# [WHAT THE TASK REQUIRES]
Your task is to print all of the entries exactly, though the pictures should not be included.

App and web page records:
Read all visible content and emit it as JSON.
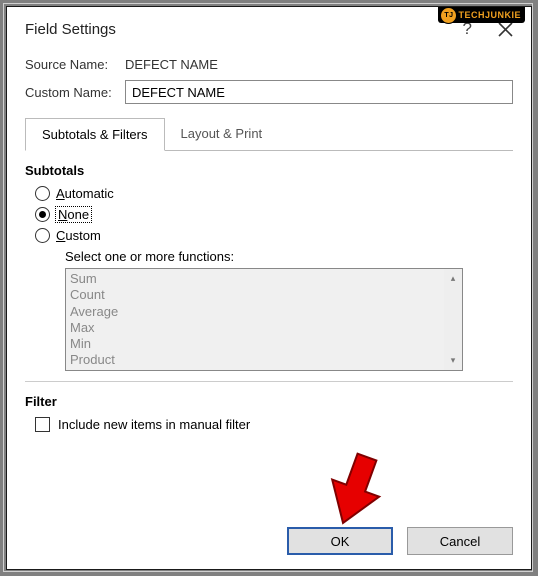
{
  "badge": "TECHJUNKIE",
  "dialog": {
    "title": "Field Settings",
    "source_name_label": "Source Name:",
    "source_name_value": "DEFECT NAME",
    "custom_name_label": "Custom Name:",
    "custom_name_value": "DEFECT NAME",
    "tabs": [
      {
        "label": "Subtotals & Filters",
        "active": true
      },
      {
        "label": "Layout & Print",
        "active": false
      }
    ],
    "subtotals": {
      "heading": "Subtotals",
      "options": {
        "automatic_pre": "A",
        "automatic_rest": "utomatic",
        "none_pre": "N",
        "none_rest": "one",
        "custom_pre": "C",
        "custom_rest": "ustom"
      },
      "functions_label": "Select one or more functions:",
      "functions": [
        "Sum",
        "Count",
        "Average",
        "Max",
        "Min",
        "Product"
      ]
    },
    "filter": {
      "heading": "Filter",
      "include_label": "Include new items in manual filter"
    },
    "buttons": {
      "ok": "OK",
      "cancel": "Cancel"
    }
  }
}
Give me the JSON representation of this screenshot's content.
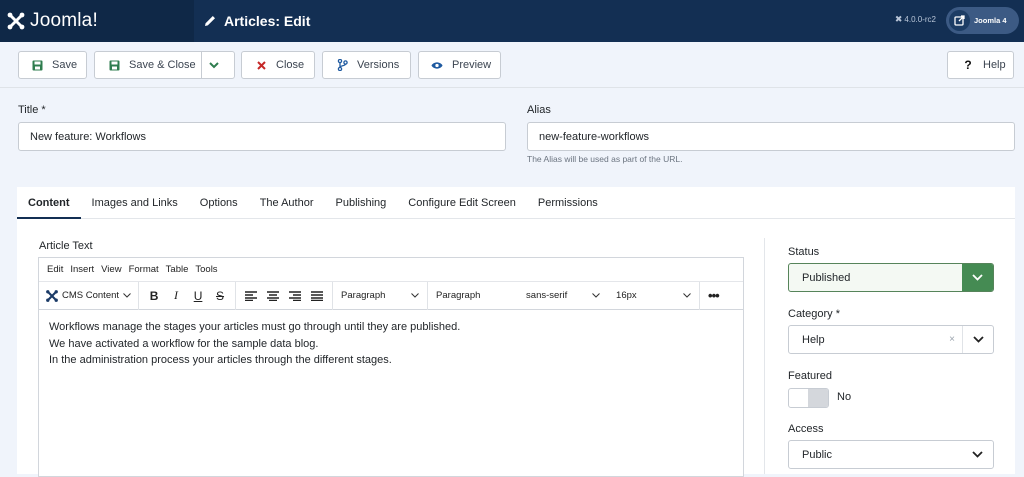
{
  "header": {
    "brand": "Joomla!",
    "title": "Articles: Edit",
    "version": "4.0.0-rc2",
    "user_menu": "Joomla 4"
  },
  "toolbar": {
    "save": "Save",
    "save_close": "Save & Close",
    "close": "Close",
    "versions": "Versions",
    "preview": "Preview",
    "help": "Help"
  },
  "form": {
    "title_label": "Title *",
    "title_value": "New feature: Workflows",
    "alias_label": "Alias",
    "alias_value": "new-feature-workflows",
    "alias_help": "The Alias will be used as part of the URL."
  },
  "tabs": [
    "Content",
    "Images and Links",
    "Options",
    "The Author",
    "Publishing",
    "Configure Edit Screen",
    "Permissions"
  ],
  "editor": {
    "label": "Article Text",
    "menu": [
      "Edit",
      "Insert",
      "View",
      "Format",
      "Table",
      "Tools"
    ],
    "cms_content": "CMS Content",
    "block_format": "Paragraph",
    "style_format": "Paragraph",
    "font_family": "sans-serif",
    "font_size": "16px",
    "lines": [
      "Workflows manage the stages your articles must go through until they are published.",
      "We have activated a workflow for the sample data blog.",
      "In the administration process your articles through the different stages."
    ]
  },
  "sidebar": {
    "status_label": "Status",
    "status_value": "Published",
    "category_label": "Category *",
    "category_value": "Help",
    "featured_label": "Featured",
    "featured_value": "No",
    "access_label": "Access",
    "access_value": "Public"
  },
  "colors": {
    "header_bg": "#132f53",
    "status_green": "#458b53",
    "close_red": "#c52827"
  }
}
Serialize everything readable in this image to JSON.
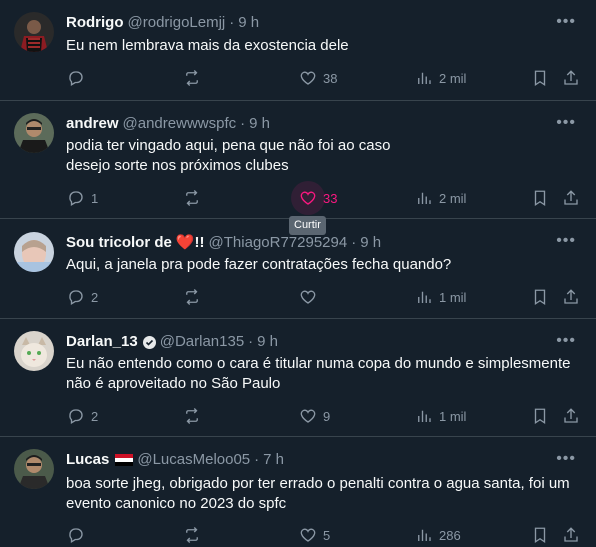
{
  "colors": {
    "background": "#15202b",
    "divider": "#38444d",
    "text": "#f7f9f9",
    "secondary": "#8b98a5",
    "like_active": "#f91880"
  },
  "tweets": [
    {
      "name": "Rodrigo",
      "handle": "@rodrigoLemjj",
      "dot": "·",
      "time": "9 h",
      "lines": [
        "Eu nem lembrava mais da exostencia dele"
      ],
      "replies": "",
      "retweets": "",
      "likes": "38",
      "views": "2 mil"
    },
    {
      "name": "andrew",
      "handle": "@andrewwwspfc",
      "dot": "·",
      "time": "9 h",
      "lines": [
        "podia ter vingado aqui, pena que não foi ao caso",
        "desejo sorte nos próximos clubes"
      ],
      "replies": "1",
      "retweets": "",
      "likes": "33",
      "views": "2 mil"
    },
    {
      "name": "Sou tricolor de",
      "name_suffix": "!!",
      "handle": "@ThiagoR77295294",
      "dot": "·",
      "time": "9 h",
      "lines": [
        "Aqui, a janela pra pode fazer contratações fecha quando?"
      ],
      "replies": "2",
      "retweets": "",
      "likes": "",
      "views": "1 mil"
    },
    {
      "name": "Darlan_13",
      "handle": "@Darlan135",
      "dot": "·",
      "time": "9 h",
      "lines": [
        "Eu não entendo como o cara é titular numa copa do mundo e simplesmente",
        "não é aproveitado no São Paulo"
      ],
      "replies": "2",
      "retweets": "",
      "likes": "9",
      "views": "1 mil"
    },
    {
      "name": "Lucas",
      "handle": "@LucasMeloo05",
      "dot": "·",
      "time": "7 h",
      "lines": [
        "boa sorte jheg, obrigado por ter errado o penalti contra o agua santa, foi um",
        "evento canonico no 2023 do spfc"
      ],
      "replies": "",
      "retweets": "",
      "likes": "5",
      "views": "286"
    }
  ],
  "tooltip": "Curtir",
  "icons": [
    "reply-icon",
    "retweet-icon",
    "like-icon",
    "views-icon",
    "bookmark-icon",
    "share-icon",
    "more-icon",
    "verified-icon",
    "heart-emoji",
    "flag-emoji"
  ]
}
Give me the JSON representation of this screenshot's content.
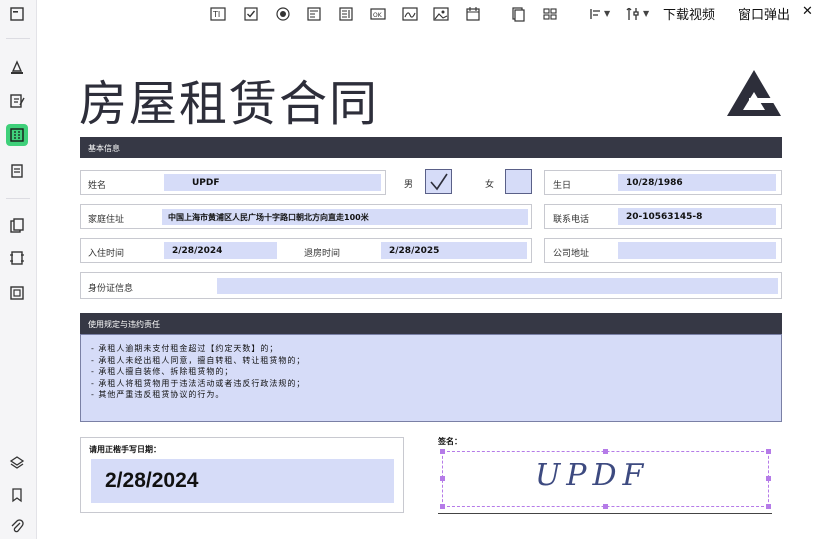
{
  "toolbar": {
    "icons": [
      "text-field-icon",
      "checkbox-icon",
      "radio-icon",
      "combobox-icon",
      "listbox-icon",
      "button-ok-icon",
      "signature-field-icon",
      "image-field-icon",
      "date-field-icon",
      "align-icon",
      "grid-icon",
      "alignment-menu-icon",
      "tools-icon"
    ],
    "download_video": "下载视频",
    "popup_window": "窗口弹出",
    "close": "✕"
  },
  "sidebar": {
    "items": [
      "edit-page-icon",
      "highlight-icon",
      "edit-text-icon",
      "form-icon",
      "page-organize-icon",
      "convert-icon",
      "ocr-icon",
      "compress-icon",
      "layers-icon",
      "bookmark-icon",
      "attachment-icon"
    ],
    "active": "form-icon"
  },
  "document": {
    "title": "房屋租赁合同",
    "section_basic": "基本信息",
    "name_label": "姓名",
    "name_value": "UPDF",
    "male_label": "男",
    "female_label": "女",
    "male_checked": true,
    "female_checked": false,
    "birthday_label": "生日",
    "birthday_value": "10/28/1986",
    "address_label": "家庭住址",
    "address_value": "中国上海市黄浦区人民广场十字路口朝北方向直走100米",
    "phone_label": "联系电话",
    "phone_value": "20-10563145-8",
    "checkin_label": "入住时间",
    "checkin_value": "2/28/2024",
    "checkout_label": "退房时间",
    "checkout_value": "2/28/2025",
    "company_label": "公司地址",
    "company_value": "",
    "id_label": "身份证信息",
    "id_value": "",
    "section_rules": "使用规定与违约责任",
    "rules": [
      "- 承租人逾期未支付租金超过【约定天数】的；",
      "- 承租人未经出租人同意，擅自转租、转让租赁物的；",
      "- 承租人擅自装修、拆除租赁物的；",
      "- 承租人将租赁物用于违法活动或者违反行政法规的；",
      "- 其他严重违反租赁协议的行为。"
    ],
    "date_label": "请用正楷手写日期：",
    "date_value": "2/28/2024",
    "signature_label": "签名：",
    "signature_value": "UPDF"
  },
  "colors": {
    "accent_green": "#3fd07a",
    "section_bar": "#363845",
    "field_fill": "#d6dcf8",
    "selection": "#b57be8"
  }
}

# [ANSWER BOX]
Read all visible content and emit it as JSON.
{
  "badge": "TECHJUNKIE",
  "dialog": {
    "title": "Field Settings",
    "source_name_label": "Source Name:",
    "source_name_value": "DEFECT NAME",
    "custom_name_label": "Custom Name:",
    "custom_name_value": "DEFECT NAME",
    "tabs": [
      {
        "label": "Subtotals & Filters",
        "active": true
      },
      {
        "label": "Layout & Print",
        "active": false
      }
    ],
    "subtotals": {
      "heading": "Subtotals",
      "options": {
        "automatic_pre": "A",
        "automatic_rest": "utomatic",
        "none_pre": "N",
        "none_rest": "one",
        "custom_pre": "C",
        "custom_rest": "ustom"
      },
      "functions_label": "Select one or more functions:",
      "functions": [
        "Sum",
        "Count",
        "Average",
        "Max",
        "Min",
        "Product"
      ]
    },
    "filter": {
      "heading": "Filter",
      "include_label": "Include new items in manual filter"
    },
    "buttons": {
      "ok": "OK",
      "cancel": "Cancel"
    }
  }
}
Give me the JSON representation of this screenshot's content.
{
  "header": {
    "brand": "Joomla!",
    "title": "Articles: Edit",
    "version": "4.0.0-rc2",
    "user_menu": "Joomla 4"
  },
  "toolbar": {
    "save": "Save",
    "save_close": "Save & Close",
    "close": "Close",
    "versions": "Versions",
    "preview": "Preview",
    "help": "Help"
  },
  "form": {
    "title_label": "Title *",
    "title_value": "New feature: Workflows",
    "alias_label": "Alias",
    "alias_value": "new-feature-workflows",
    "alias_help": "The Alias will be used as part of the URL."
  },
  "tabs": [
    "Content",
    "Images and Links",
    "Options",
    "The Author",
    "Publishing",
    "Configure Edit Screen",
    "Permissions"
  ],
  "editor": {
    "label": "Article Text",
    "menu": [
      "Edit",
      "Insert",
      "View",
      "Format",
      "Table",
      "Tools"
    ],
    "cms_content": "CMS Content",
    "block_format": "Paragraph",
    "style_format": "Paragraph",
    "font_family": "sans-serif",
    "font_size": "16px",
    "lines": [
      "Workflows manage the stages your articles must go through until they are published.",
      "We have activated a workflow for the sample data blog.",
      "In the administration process your articles through the different stages."
    ]
  },
  "sidebar": {
    "status_label": "Status",
    "status_value": "Published",
    "category_label": "Category *",
    "category_value": "Help",
    "featured_label": "Featured",
    "featured_value": "No",
    "access_label": "Access",
    "access_value": "Public"
  },
  "colors": {
    "header_bg": "#132f53",
    "status_green": "#458b53",
    "close_red": "#c52827"
  }
}
Serialize everything readable in this image to JSON.
{
  "colors": {
    "background": "#15202b",
    "divider": "#38444d",
    "text": "#f7f9f9",
    "secondary": "#8b98a5",
    "like_active": "#f91880"
  },
  "tweets": [
    {
      "name": "Rodrigo",
      "handle": "@rodrigoLemjj",
      "dot": "·",
      "time": "9 h",
      "lines": [
        "Eu nem lembrava mais da exostencia dele"
      ],
      "replies": "",
      "retweets": "",
      "likes": "38",
      "views": "2 mil"
    },
    {
      "name": "andrew",
      "handle": "@andrewwwspfc",
      "dot": "·",
      "time": "9 h",
      "lines": [
        "podia ter vingado aqui, pena que não foi ao caso",
        "desejo sorte nos próximos clubes"
      ],
      "replies": "1",
      "retweets": "",
      "likes": "33",
      "views": "2 mil"
    },
    {
      "name": "Sou tricolor de",
      "name_suffix": "!!",
      "handle": "@ThiagoR77295294",
      "dot": "·",
      "time": "9 h",
      "lines": [
        "Aqui, a janela pra pode fazer contratações fecha quando?"
      ],
      "replies": "2",
      "retweets": "",
      "likes": "",
      "views": "1 mil"
    },
    {
      "name": "Darlan_13",
      "handle": "@Darlan135",
      "dot": "·",
      "time": "9 h",
      "lines": [
        "Eu não entendo como o cara é titular numa copa do mundo e simplesmente",
        "não é aproveitado no São Paulo"
      ],
      "replies": "2",
      "retweets": "",
      "likes": "9",
      "views": "1 mil"
    },
    {
      "name": "Lucas",
      "handle": "@LucasMeloo05",
      "dot": "·",
      "time": "7 h",
      "lines": [
        "boa sorte jheg, obrigado por ter errado o penalti contra o agua santa, foi um",
        "evento canonico no 2023 do spfc"
      ],
      "replies": "",
      "retweets": "",
      "likes": "5",
      "views": "286"
    }
  ],
  "tooltip": "Curtir",
  "icons": [
    "reply-icon",
    "retweet-icon",
    "like-icon",
    "views-icon",
    "bookmark-icon",
    "share-icon",
    "more-icon",
    "verified-icon",
    "heart-emoji",
    "flag-emoji"
  ]
}
Give me the JSON representation of this screenshot's content.
{
  "toolbar": {
    "icons": [
      "text-field-icon",
      "checkbox-icon",
      "radio-icon",
      "combobox-icon",
      "listbox-icon",
      "button-ok-icon",
      "signature-field-icon",
      "image-field-icon",
      "date-field-icon",
      "align-icon",
      "grid-icon",
      "alignment-menu-icon",
      "tools-icon"
    ],
    "download_video": "下载视频",
    "popup_window": "窗口弹出",
    "close": "✕"
  },
  "sidebar": {
    "items": [
      "edit-page-icon",
      "highlight-icon",
      "edit-text-icon",
      "form-icon",
      "page-organize-icon",
      "convert-icon",
      "ocr-icon",
      "compress-icon",
      "layers-icon",
      "bookmark-icon",
      "attachment-icon"
    ],
    "active": "form-icon"
  },
  "document": {
    "title": "房屋租赁合同",
    "section_basic": "基本信息",
    "name_label": "姓名",
    "name_value": "UPDF",
    "male_label": "男",
    "female_label": "女",
    "male_checked": true,
    "female_checked": false,
    "birthday_label": "生日",
    "birthday_value": "10/28/1986",
    "address_label": "家庭住址",
    "address_value": "中国上海市黄浦区人民广场十字路口朝北方向直走100米",
    "phone_label": "联系电话",
    "phone_value": "20-10563145-8",
    "checkin_label": "入住时间",
    "checkin_value": "2/28/2024",
    "checkout_label": "退房时间",
    "checkout_value": "2/28/2025",
    "company_label": "公司地址",
    "company_value": "",
    "id_label": "身份证信息",
    "id_value": "",
    "section_rules": "使用规定与违约责任",
    "rules": [
      "- 承租人逾期未支付租金超过【约定天数】的；",
      "- 承租人未经出租人同意，擅自转租、转让租赁物的；",
      "- 承租人擅自装修、拆除租赁物的；",
      "- 承租人将租赁物用于违法活动或者违反行政法规的；",
      "- 其他严重违反租赁协议的行为。"
    ],
    "date_label": "请用正楷手写日期：",
    "date_value": "2/28/2024",
    "signature_label": "签名：",
    "signature_value": "UPDF"
  },
  "colors": {
    "accent_green": "#3fd07a",
    "section_bar": "#363845",
    "field_fill": "#d6dcf8",
    "selection": "#b57be8"
  }
}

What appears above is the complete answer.